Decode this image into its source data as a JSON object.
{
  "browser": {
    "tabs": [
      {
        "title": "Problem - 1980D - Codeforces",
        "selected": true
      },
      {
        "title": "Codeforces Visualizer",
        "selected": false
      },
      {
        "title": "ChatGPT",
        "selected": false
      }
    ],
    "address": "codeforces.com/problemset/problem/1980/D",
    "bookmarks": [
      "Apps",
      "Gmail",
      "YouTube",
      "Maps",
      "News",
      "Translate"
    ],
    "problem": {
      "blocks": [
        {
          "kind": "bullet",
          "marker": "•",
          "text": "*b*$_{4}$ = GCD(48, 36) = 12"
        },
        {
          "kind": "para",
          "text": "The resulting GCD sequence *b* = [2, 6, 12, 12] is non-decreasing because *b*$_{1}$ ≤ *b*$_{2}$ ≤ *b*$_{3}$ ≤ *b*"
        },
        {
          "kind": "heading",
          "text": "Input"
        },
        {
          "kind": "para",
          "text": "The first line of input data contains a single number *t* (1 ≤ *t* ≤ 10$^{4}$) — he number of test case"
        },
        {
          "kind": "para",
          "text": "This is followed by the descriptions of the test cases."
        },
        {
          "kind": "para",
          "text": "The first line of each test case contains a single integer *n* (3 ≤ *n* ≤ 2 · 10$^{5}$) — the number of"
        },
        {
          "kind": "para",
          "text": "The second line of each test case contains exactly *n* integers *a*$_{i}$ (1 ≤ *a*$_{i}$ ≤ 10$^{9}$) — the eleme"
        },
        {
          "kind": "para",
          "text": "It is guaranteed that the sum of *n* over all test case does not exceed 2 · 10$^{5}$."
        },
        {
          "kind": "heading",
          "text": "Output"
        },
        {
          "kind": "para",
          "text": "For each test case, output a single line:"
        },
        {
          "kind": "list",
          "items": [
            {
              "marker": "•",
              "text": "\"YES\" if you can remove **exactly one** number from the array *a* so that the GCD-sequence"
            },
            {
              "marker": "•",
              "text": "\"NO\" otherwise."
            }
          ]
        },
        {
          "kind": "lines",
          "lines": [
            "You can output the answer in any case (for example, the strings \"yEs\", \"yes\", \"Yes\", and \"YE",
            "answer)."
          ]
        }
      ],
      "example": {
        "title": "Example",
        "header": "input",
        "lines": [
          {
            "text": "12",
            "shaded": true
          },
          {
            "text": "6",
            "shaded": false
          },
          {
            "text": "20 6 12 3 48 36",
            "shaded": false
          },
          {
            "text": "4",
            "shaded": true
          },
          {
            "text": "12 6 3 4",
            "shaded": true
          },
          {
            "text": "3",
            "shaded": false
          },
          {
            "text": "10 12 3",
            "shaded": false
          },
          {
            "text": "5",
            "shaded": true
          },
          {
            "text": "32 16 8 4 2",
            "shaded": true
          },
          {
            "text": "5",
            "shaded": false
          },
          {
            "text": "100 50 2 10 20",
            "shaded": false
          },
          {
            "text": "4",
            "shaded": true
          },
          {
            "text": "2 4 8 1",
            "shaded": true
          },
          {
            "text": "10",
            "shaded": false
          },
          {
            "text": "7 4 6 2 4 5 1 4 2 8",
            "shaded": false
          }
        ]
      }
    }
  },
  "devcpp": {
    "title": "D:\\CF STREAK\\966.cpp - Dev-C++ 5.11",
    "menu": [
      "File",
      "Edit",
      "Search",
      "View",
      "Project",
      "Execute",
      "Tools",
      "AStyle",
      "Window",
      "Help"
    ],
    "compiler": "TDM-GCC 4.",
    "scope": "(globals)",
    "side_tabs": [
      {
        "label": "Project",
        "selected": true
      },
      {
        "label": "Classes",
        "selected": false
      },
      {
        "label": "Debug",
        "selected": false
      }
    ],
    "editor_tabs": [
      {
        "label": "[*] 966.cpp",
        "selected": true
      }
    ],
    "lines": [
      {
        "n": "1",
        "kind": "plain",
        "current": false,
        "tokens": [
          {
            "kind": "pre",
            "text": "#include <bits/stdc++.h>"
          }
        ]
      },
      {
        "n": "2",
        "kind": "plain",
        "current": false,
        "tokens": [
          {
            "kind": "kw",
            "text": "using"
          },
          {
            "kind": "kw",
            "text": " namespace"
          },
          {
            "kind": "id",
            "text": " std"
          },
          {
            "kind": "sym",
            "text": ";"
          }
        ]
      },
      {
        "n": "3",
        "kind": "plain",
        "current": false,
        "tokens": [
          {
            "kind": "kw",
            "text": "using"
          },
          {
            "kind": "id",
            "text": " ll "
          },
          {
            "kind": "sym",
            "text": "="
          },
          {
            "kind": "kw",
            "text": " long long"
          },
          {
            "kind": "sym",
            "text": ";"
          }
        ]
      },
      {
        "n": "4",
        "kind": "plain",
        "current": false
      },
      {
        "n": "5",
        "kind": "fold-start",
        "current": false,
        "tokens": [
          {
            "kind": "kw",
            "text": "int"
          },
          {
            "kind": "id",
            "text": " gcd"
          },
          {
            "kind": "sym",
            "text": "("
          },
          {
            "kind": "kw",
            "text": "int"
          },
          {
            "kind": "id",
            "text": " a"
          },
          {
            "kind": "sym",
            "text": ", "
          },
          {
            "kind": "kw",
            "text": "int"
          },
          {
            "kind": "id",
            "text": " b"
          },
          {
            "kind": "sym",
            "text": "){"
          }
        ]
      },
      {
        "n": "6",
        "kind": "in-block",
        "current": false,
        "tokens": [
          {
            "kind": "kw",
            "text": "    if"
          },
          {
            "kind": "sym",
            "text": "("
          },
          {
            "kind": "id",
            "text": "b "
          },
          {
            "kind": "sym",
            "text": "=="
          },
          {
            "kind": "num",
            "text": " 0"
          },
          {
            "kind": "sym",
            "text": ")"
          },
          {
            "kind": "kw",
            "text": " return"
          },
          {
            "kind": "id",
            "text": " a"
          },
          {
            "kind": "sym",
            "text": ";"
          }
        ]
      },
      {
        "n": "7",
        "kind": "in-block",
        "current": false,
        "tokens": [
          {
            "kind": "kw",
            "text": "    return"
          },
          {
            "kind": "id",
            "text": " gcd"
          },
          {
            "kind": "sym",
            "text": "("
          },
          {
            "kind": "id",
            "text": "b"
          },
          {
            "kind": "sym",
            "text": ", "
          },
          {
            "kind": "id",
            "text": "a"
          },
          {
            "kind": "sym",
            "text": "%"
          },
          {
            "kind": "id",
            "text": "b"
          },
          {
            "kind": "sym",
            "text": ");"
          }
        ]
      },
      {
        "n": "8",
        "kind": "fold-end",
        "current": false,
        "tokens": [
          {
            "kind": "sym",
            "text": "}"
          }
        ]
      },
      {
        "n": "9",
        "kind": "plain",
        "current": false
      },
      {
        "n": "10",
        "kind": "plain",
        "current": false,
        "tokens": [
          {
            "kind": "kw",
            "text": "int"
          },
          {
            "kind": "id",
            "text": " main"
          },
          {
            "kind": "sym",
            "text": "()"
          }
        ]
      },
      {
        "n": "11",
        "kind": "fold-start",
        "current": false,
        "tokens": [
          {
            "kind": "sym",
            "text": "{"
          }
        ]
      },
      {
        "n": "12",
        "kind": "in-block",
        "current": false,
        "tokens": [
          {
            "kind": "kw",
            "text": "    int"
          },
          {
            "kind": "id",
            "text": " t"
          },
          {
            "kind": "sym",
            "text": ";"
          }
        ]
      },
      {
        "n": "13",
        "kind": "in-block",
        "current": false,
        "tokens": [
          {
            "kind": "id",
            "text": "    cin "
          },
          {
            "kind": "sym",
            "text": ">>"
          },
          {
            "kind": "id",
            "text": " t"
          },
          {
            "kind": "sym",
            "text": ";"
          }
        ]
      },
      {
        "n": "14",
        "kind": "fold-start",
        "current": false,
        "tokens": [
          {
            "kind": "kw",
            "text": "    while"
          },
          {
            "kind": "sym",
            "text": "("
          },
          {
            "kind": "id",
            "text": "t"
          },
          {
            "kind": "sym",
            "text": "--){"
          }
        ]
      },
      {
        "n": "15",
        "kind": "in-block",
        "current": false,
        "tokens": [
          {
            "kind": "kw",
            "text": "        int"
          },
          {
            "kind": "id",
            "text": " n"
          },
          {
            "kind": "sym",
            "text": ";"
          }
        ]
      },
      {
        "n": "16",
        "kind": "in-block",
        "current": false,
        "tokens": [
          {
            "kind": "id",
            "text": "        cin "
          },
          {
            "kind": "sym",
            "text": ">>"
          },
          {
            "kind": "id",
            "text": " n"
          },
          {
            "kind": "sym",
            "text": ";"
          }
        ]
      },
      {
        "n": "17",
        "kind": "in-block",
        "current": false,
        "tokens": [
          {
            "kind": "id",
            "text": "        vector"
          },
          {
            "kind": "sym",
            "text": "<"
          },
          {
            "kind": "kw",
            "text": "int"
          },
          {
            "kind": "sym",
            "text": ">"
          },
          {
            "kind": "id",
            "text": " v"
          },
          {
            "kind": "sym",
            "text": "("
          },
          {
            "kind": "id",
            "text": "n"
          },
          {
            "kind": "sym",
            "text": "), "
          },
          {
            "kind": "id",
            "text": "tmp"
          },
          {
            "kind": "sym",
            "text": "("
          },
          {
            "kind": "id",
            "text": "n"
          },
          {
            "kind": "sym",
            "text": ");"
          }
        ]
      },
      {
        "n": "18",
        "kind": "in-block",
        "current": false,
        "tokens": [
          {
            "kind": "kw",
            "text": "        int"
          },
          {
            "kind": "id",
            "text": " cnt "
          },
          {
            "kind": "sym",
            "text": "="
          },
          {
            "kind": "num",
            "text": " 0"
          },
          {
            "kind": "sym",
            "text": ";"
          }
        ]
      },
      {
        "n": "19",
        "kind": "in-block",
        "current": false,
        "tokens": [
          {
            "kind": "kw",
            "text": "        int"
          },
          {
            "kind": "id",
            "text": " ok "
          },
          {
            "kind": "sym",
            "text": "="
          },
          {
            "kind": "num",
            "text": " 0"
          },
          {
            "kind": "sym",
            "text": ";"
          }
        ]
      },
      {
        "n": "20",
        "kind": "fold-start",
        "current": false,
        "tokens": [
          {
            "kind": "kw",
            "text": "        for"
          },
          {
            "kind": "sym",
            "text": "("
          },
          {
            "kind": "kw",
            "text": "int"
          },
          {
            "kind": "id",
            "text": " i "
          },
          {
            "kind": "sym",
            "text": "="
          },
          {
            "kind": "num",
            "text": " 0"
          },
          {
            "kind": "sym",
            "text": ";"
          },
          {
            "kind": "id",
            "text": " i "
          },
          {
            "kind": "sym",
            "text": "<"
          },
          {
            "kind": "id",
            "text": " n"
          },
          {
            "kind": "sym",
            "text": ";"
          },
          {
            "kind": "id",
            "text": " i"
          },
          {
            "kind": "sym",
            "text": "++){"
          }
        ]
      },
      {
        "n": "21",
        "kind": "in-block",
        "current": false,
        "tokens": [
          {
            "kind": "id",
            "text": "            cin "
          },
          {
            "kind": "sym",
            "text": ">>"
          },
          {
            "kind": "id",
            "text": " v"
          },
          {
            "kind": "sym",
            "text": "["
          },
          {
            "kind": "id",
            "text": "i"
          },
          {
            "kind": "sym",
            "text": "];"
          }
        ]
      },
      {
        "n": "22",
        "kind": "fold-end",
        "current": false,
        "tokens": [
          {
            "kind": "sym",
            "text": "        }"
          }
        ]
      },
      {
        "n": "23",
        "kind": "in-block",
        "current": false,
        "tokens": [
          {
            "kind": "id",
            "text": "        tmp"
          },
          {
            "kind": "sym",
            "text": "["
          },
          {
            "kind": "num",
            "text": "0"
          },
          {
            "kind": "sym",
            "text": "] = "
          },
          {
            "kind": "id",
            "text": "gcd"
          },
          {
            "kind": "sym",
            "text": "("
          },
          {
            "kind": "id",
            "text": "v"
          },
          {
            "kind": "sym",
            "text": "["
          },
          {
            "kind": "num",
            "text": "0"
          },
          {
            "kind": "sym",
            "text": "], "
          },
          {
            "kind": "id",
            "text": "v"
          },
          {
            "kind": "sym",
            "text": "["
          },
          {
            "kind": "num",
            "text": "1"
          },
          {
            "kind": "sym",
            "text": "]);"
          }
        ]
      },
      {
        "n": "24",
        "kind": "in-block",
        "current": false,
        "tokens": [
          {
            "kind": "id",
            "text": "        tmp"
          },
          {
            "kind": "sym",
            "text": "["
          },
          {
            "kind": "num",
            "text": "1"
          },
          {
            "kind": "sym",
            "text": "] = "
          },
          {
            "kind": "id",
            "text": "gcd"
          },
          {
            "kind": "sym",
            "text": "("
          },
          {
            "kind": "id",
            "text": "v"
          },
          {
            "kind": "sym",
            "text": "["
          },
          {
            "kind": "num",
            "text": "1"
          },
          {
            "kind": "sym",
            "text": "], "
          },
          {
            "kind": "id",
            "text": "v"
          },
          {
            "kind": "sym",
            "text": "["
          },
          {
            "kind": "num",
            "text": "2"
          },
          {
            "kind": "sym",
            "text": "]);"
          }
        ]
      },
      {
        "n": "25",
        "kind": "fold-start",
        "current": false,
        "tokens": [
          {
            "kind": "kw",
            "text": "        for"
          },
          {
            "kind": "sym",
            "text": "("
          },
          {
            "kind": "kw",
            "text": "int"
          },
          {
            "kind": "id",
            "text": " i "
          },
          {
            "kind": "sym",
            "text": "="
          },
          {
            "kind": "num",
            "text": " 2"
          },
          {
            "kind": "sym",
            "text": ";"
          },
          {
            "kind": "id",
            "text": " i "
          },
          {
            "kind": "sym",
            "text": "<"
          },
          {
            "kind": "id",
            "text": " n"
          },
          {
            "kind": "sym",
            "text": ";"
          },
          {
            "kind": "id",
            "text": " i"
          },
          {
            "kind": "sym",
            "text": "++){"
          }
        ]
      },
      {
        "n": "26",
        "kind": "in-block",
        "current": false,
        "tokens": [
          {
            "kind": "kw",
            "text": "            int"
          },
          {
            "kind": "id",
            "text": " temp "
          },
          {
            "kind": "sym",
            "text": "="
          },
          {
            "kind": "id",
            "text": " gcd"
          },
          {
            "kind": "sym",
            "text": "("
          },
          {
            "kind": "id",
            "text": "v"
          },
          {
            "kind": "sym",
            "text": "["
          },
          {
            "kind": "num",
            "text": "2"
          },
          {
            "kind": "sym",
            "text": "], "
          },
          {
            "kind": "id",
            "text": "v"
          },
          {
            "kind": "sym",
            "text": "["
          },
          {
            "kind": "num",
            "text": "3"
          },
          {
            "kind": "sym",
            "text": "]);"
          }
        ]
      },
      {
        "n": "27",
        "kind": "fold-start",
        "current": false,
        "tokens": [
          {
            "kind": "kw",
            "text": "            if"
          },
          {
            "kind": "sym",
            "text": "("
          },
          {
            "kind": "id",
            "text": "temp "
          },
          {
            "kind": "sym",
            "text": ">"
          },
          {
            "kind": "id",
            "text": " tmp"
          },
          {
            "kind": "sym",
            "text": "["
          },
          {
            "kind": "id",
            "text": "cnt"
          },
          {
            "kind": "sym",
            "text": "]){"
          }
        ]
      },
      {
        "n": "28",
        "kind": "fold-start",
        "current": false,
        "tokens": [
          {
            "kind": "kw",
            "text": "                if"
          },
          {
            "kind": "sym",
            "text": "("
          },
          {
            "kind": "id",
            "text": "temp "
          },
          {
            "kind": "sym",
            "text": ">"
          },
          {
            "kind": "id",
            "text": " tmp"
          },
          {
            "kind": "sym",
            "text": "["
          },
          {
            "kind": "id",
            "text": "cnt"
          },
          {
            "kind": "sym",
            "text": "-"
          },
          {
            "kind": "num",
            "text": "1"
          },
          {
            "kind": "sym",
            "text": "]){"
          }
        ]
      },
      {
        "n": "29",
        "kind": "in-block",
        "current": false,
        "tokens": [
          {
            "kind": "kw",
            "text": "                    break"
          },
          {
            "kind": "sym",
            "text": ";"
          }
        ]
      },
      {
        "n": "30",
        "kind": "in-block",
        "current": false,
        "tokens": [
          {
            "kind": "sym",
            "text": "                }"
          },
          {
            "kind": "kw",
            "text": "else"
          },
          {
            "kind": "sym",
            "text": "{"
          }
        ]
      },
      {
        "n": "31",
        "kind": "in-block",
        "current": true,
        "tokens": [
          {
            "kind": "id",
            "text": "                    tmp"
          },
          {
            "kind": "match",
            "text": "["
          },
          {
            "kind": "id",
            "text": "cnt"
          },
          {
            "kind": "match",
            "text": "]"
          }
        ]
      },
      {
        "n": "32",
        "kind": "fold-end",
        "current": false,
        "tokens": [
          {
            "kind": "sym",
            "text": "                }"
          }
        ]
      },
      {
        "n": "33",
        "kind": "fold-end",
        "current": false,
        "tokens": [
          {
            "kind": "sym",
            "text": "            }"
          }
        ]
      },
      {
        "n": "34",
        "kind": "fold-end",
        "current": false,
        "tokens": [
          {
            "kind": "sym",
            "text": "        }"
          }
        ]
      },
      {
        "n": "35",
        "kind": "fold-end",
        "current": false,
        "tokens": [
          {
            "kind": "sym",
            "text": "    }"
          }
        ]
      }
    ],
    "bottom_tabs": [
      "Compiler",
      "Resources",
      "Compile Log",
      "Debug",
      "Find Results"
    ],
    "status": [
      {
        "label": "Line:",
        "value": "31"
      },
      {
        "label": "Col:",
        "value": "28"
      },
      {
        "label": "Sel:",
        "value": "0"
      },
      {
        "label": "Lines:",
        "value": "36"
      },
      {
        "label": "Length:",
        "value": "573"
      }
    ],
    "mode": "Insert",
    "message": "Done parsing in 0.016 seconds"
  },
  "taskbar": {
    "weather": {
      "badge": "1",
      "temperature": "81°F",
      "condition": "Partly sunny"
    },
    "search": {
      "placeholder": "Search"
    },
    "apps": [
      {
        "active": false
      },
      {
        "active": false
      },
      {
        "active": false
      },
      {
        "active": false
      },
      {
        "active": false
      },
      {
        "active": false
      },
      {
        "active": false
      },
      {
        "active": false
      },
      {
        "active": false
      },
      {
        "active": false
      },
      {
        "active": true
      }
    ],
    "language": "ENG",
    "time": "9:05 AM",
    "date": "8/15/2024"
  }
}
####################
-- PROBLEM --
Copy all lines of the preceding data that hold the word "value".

-- RESULT OF THE EXERCISE --
        "value": "31"
        "value": "28"
        "value": "0"
        "value": "36"
        "value": "573"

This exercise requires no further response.